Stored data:

"""

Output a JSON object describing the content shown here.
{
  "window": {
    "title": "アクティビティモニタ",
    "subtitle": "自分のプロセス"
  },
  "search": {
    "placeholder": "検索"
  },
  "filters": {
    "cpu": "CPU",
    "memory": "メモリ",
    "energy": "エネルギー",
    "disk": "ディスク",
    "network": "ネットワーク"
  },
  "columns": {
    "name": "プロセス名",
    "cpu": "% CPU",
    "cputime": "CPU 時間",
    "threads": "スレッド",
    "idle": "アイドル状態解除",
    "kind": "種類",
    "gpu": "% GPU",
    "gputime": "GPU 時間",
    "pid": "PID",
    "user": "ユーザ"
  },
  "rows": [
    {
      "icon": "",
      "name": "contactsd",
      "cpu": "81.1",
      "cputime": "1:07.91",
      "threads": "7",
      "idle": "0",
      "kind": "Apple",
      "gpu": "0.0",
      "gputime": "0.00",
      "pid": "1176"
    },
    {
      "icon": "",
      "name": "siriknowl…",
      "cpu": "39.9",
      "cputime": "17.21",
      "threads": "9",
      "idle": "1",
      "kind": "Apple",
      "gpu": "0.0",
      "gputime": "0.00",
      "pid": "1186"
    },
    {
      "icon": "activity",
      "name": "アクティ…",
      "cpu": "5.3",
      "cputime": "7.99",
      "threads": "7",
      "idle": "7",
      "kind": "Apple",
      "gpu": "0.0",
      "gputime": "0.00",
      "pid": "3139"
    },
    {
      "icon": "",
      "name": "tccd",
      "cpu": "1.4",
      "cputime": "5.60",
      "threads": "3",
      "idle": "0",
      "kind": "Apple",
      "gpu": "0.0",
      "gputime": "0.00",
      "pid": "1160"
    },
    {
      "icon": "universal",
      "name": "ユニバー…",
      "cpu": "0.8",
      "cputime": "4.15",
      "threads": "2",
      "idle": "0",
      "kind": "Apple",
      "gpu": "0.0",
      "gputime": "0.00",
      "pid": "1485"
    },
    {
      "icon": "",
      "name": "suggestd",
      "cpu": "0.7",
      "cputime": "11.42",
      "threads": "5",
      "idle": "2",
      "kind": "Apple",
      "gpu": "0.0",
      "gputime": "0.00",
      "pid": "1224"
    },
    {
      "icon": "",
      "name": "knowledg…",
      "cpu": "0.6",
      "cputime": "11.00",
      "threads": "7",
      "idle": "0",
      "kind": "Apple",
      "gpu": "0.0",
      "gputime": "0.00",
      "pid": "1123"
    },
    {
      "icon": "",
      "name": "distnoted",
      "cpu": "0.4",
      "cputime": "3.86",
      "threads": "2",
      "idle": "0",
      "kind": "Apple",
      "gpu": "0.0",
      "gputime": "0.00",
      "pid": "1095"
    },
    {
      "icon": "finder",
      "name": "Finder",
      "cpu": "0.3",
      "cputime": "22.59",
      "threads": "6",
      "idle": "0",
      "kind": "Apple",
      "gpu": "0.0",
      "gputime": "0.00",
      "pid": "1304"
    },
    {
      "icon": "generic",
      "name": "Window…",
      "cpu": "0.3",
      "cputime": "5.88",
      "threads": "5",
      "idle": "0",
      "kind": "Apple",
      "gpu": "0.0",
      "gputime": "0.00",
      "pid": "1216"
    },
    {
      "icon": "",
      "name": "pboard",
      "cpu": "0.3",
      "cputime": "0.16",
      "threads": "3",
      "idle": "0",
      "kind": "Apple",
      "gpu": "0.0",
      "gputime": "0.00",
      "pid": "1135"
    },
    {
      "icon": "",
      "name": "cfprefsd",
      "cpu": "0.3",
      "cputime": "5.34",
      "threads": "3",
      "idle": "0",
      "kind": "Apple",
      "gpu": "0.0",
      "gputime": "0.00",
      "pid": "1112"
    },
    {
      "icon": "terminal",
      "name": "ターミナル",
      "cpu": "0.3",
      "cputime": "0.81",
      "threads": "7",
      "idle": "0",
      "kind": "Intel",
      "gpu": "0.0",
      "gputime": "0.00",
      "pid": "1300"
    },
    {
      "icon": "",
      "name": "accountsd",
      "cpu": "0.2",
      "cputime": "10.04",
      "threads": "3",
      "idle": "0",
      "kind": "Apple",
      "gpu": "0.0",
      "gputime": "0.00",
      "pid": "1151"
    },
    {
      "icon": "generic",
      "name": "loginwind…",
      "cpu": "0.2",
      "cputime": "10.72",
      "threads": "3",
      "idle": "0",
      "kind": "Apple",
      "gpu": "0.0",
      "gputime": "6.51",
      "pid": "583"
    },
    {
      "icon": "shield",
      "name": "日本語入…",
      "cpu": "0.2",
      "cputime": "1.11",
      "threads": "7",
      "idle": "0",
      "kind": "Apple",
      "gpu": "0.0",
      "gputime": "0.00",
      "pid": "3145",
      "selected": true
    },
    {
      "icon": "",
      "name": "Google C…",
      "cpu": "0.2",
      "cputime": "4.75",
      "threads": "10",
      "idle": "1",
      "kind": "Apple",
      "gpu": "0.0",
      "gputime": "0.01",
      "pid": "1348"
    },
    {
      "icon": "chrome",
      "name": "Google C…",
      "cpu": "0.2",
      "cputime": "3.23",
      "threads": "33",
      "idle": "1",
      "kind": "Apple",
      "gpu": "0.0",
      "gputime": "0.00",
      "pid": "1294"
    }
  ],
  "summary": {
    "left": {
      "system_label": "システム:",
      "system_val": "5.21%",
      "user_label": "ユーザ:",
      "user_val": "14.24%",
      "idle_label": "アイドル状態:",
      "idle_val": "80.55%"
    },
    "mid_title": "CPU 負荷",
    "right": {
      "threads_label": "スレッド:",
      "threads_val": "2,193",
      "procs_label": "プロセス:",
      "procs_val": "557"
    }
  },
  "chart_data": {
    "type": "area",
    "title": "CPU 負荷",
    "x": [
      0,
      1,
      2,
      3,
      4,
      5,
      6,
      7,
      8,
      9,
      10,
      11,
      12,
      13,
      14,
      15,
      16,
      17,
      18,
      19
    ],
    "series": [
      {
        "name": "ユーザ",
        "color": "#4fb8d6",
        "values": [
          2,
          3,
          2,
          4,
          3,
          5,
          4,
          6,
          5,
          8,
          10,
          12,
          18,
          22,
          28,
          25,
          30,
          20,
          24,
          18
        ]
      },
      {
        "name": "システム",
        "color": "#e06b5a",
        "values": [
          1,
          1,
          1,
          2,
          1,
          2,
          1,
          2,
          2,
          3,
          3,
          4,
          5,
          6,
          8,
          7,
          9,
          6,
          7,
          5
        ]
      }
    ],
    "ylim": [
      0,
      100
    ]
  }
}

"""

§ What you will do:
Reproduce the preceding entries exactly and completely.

§ Output of the exercise:
Output a JSON object describing the content shown here.
{
  "window": {
    "title": "アクティビティモニタ",
    "subtitle": "自分のプロセス"
  },
  "search": {
    "placeholder": "検索"
  },
  "filters": {
    "cpu": "CPU",
    "memory": "メモリ",
    "energy": "エネルギー",
    "disk": "ディスク",
    "network": "ネットワーク"
  },
  "columns": {
    "name": "プロセス名",
    "cpu": "% CPU",
    "cputime": "CPU 時間",
    "threads": "スレッド",
    "idle": "アイドル状態解除",
    "kind": "種類",
    "gpu": "% GPU",
    "gputime": "GPU 時間",
    "pid": "PID",
    "user": "ユーザ"
  },
  "rows": [
    {
      "icon": "",
      "name": "contactsd",
      "cpu": "81.1",
      "cputime": "1:07.91",
      "threads": "7",
      "idle": "0",
      "kind": "Apple",
      "gpu": "0.0",
      "gputime": "0.00",
      "pid": "1176"
    },
    {
      "icon": "",
      "name": "siriknowl…",
      "cpu": "39.9",
      "cputime": "17.21",
      "threads": "9",
      "idle": "1",
      "kind": "Apple",
      "gpu": "0.0",
      "gputime": "0.00",
      "pid": "1186"
    },
    {
      "icon": "activity",
      "name": "アクティ…",
      "cpu": "5.3",
      "cputime": "7.99",
      "threads": "7",
      "idle": "7",
      "kind": "Apple",
      "gpu": "0.0",
      "gputime": "0.00",
      "pid": "3139"
    },
    {
      "icon": "",
      "name": "tccd",
      "cpu": "1.4",
      "cputime": "5.60",
      "threads": "3",
      "idle": "0",
      "kind": "Apple",
      "gpu": "0.0",
      "gputime": "0.00",
      "pid": "1160"
    },
    {
      "icon": "universal",
      "name": "ユニバー…",
      "cpu": "0.8",
      "cputime": "4.15",
      "threads": "2",
      "idle": "0",
      "kind": "Apple",
      "gpu": "0.0",
      "gputime": "0.00",
      "pid": "1485"
    },
    {
      "icon": "",
      "name": "suggestd",
      "cpu": "0.7",
      "cputime": "11.42",
      "threads": "5",
      "idle": "2",
      "kind": "Apple",
      "gpu": "0.0",
      "gputime": "0.00",
      "pid": "1224"
    },
    {
      "icon": "",
      "name": "knowledg…",
      "cpu": "0.6",
      "cputime": "11.00",
      "threads": "7",
      "idle": "0",
      "kind": "Apple",
      "gpu": "0.0",
      "gputime": "0.00",
      "pid": "1123"
    },
    {
      "icon": "",
      "name": "distnoted",
      "cpu": "0.4",
      "cputime": "3.86",
      "threads": "2",
      "idle": "0",
      "kind": "Apple",
      "gpu": "0.0",
      "gputime": "0.00",
      "pid": "1095"
    },
    {
      "icon": "finder",
      "name": "Finder",
      "cpu": "0.3",
      "cputime": "22.59",
      "threads": "6",
      "idle": "0",
      "kind": "Apple",
      "gpu": "0.0",
      "gputime": "0.00",
      "pid": "1304"
    },
    {
      "icon": "generic",
      "name": "Window…",
      "cpu": "0.3",
      "cputime": "5.88",
      "threads": "5",
      "idle": "0",
      "kind": "Apple",
      "gpu": "0.0",
      "gputime": "0.00",
      "pid": "1216"
    },
    {
      "icon": "",
      "name": "pboard",
      "cpu": "0.3",
      "cputime": "0.16",
      "threads": "3",
      "idle": "0",
      "kind": "Apple",
      "gpu": "0.0",
      "gputime": "0.00",
      "pid": "1135"
    },
    {
      "icon": "",
      "name": "cfprefsd",
      "cpu": "0.3",
      "cputime": "5.34",
      "threads": "3",
      "idle": "0",
      "kind": "Apple",
      "gpu": "0.0",
      "gputime": "0.00",
      "pid": "1112"
    },
    {
      "icon": "terminal",
      "name": "ターミナル",
      "cpu": "0.3",
      "cputime": "0.81",
      "threads": "7",
      "idle": "0",
      "kind": "Intel",
      "gpu": "0.0",
      "gputime": "0.00",
      "pid": "1300"
    },
    {
      "icon": "",
      "name": "accountsd",
      "cpu": "0.2",
      "cputime": "10.04",
      "threads": "3",
      "idle": "0",
      "kind": "Apple",
      "gpu": "0.0",
      "gputime": "0.00",
      "pid": "1151"
    },
    {
      "icon": "generic",
      "name": "loginwind…",
      "cpu": "0.2",
      "cputime": "10.72",
      "threads": "3",
      "idle": "0",
      "kind": "Apple",
      "gpu": "0.0",
      "gputime": "6.51",
      "pid": "583"
    },
    {
      "icon": "shield",
      "name": "日本語入…",
      "cpu": "0.2",
      "cputime": "1.11",
      "threads": "7",
      "idle": "0",
      "kind": "Apple",
      "gpu": "0.0",
      "gputime": "0.00",
      "pid": "3145",
      "selected": true
    },
    {
      "icon": "",
      "name": "Google C…",
      "cpu": "0.2",
      "cputime": "4.75",
      "threads": "10",
      "idle": "1",
      "kind": "Apple",
      "gpu": "0.0",
      "gputime": "0.01",
      "pid": "1348"
    },
    {
      "icon": "chrome",
      "name": "Google C…",
      "cpu": "0.2",
      "cputime": "3.23",
      "threads": "33",
      "idle": "1",
      "kind": "Apple",
      "gpu": "0.0",
      "gputime": "0.00",
      "pid": "1294"
    }
  ],
  "summary": {
    "left": {
      "system_label": "システム:",
      "system_val": "5.21%",
      "user_label": "ユーザ:",
      "user_val": "14.24%",
      "idle_label": "アイドル状態:",
      "idle_val": "80.55%"
    },
    "mid_title": "CPU 負荷",
    "right": {
      "threads_label": "スレッド:",
      "threads_val": "2,193",
      "procs_label": "プロセス:",
      "procs_val": "557"
    }
  },
  "chart_data": {
    "type": "area",
    "title": "CPU 負荷",
    "x": [
      0,
      1,
      2,
      3,
      4,
      5,
      6,
      7,
      8,
      9,
      10,
      11,
      12,
      13,
      14,
      15,
      16,
      17,
      18,
      19
    ],
    "series": [
      {
        "name": "ユーザ",
        "color": "#4fb8d6",
        "values": [
          2,
          3,
          2,
          4,
          3,
          5,
          4,
          6,
          5,
          8,
          10,
          12,
          18,
          22,
          28,
          25,
          30,
          20,
          24,
          18
        ]
      },
      {
        "name": "システム",
        "color": "#e06b5a",
        "values": [
          1,
          1,
          1,
          2,
          1,
          2,
          1,
          2,
          2,
          3,
          3,
          4,
          5,
          6,
          8,
          7,
          9,
          6,
          7,
          5
        ]
      }
    ],
    "ylim": [
      0,
      100
    ]
  }
}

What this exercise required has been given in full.